Start of DATA UNDER STUDY
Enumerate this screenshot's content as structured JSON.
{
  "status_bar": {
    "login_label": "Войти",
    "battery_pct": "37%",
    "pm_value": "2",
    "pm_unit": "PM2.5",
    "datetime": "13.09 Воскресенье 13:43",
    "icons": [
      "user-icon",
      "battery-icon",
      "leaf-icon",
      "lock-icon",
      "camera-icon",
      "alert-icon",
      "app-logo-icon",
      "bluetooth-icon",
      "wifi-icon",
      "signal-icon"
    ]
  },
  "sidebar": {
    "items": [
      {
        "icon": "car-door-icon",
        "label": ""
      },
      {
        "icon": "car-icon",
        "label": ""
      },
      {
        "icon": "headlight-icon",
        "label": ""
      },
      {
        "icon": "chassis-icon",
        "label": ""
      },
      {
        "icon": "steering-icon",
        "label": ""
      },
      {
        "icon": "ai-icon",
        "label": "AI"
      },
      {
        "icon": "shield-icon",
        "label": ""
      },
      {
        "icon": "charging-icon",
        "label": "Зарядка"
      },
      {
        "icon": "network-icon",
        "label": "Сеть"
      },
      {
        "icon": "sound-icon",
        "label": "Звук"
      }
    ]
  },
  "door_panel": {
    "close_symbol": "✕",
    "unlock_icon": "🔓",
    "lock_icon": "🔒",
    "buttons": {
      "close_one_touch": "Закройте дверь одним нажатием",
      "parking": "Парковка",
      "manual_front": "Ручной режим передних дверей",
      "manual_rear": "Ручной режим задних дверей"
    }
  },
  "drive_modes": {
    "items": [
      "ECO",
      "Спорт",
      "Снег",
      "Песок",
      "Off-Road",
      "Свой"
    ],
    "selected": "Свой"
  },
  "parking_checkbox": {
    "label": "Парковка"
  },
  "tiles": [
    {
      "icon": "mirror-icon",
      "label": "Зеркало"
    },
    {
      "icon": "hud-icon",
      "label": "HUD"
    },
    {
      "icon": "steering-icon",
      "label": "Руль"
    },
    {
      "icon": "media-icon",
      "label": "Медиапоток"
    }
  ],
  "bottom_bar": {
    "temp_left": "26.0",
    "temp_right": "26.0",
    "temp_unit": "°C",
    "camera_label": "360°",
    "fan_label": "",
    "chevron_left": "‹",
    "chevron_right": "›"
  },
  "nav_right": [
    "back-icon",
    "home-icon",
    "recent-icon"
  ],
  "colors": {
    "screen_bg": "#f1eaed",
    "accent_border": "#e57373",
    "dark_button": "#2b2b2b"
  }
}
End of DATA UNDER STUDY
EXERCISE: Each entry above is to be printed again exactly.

SOLUTION:
Enumerate this screenshot's content as structured JSON.
{
  "status_bar": {
    "login_label": "Войти",
    "battery_pct": "37%",
    "pm_value": "2",
    "pm_unit": "PM2.5",
    "datetime": "13.09 Воскресенье 13:43",
    "icons": [
      "user-icon",
      "battery-icon",
      "leaf-icon",
      "lock-icon",
      "camera-icon",
      "alert-icon",
      "app-logo-icon",
      "bluetooth-icon",
      "wifi-icon",
      "signal-icon"
    ]
  },
  "sidebar": {
    "items": [
      {
        "icon": "car-door-icon",
        "label": ""
      },
      {
        "icon": "car-icon",
        "label": ""
      },
      {
        "icon": "headlight-icon",
        "label": ""
      },
      {
        "icon": "chassis-icon",
        "label": ""
      },
      {
        "icon": "steering-icon",
        "label": ""
      },
      {
        "icon": "ai-icon",
        "label": "AI"
      },
      {
        "icon": "shield-icon",
        "label": ""
      },
      {
        "icon": "charging-icon",
        "label": "Зарядка"
      },
      {
        "icon": "network-icon",
        "label": "Сеть"
      },
      {
        "icon": "sound-icon",
        "label": "Звук"
      }
    ]
  },
  "door_panel": {
    "close_symbol": "✕",
    "unlock_icon": "🔓",
    "lock_icon": "🔒",
    "buttons": {
      "close_one_touch": "Закройте дверь одним нажатием",
      "parking": "Парковка",
      "manual_front": "Ручной режим передних дверей",
      "manual_rear": "Ручной режим задних дверей"
    }
  },
  "drive_modes": {
    "items": [
      "ECO",
      "Спорт",
      "Снег",
      "Песок",
      "Off-Road",
      "Свой"
    ],
    "selected": "Свой"
  },
  "parking_checkbox": {
    "label": "Парковка"
  },
  "tiles": [
    {
      "icon": "mirror-icon",
      "label": "Зеркало"
    },
    {
      "icon": "hud-icon",
      "label": "HUD"
    },
    {
      "icon": "steering-icon",
      "label": "Руль"
    },
    {
      "icon": "media-icon",
      "label": "Медиапоток"
    }
  ],
  "bottom_bar": {
    "temp_left": "26.0",
    "temp_right": "26.0",
    "temp_unit": "°C",
    "camera_label": "360°",
    "fan_label": "",
    "chevron_left": "‹",
    "chevron_right": "›"
  },
  "nav_right": [
    "back-icon",
    "home-icon",
    "recent-icon"
  ],
  "colors": {
    "screen_bg": "#f1eaed",
    "accent_border": "#e57373",
    "dark_button": "#2b2b2b"
  }
}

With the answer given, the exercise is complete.